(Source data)
>>>>
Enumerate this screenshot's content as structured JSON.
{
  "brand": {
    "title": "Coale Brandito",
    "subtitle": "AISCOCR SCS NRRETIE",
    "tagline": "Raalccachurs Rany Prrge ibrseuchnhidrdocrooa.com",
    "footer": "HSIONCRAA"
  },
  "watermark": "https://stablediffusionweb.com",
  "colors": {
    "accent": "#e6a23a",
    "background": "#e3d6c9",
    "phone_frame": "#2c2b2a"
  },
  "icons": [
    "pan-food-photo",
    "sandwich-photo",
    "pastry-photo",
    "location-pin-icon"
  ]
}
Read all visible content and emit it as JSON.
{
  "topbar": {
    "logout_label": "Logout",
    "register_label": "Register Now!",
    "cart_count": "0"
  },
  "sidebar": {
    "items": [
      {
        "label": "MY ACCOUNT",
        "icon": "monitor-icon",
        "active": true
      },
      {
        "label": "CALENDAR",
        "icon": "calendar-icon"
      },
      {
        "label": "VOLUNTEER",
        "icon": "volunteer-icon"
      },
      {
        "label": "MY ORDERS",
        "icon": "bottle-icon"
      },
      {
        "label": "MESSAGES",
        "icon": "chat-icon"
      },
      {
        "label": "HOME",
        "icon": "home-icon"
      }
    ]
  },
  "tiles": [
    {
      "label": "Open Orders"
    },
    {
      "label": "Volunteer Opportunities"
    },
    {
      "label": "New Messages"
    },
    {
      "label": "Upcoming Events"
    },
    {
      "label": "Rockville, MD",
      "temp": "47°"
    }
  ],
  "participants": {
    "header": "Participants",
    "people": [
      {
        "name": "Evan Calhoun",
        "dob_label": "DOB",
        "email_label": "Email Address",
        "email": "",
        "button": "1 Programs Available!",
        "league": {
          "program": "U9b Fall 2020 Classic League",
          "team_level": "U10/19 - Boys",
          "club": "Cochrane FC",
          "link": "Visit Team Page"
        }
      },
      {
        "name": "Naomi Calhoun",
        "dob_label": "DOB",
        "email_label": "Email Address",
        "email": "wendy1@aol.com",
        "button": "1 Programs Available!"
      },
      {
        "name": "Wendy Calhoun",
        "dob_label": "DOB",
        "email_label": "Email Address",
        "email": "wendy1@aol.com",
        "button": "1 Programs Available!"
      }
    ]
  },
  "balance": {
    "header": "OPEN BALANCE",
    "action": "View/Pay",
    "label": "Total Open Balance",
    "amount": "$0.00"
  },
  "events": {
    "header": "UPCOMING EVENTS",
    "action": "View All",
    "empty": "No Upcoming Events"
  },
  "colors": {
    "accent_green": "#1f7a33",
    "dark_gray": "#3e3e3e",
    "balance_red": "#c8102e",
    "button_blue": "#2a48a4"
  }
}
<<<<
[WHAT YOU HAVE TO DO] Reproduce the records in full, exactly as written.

[YOUR SOLUTION]
Enumerate this screenshot's content as structured JSON.
{
  "brand": {
    "title": "Coale Brandito",
    "subtitle": "AISCOCR SCS NRRETIE",
    "tagline": "Raalccachurs Rany Prrge ibrseuchnhidrdocrooa.com",
    "footer": "HSIONCRAA"
  },
  "watermark": "https://stablediffusionweb.com",
  "colors": {
    "accent": "#e6a23a",
    "background": "#e3d6c9",
    "phone_frame": "#2c2b2a"
  },
  "icons": [
    "pan-food-photo",
    "sandwich-photo",
    "pastry-photo",
    "location-pin-icon"
  ]
}
Read all visible content and emit it as JSON.
{
  "topbar": {
    "logout_label": "Logout",
    "register_label": "Register Now!",
    "cart_count": "0"
  },
  "sidebar": {
    "items": [
      {
        "label": "MY ACCOUNT",
        "icon": "monitor-icon",
        "active": true
      },
      {
        "label": "CALENDAR",
        "icon": "calendar-icon"
      },
      {
        "label": "VOLUNTEER",
        "icon": "volunteer-icon"
      },
      {
        "label": "MY ORDERS",
        "icon": "bottle-icon"
      },
      {
        "label": "MESSAGES",
        "icon": "chat-icon"
      },
      {
        "label": "HOME",
        "icon": "home-icon"
      }
    ]
  },
  "tiles": [
    {
      "label": "Open Orders"
    },
    {
      "label": "Volunteer Opportunities"
    },
    {
      "label": "New Messages"
    },
    {
      "label": "Upcoming Events"
    },
    {
      "label": "Rockville, MD",
      "temp": "47°"
    }
  ],
  "participants": {
    "header": "Participants",
    "people": [
      {
        "name": "Evan Calhoun",
        "dob_label": "DOB",
        "email_label": "Email Address",
        "email": "",
        "button": "1 Programs Available!",
        "league": {
          "program": "U9b Fall 2020 Classic League",
          "team_level": "U10/19 - Boys",
          "club": "Cochrane FC",
          "link": "Visit Team Page"
        }
      },
      {
        "name": "Naomi Calhoun",
        "dob_label": "DOB",
        "email_label": "Email Address",
        "email": "wendy1@aol.com",
        "button": "1 Programs Available!"
      },
      {
        "name": "Wendy Calhoun",
        "dob_label": "DOB",
        "email_label": "Email Address",
        "email": "wendy1@aol.com",
        "button": "1 Programs Available!"
      }
    ]
  },
  "balance": {
    "header": "OPEN BALANCE",
    "action": "View/Pay",
    "label": "Total Open Balance",
    "amount": "$0.00"
  },
  "events": {
    "header": "UPCOMING EVENTS",
    "action": "View All",
    "empty": "No Upcoming Events"
  },
  "colors": {
    "accent_green": "#1f7a33",
    "dark_gray": "#3e3e3e",
    "balance_red": "#c8102e",
    "button_blue": "#2a48a4"
  }
}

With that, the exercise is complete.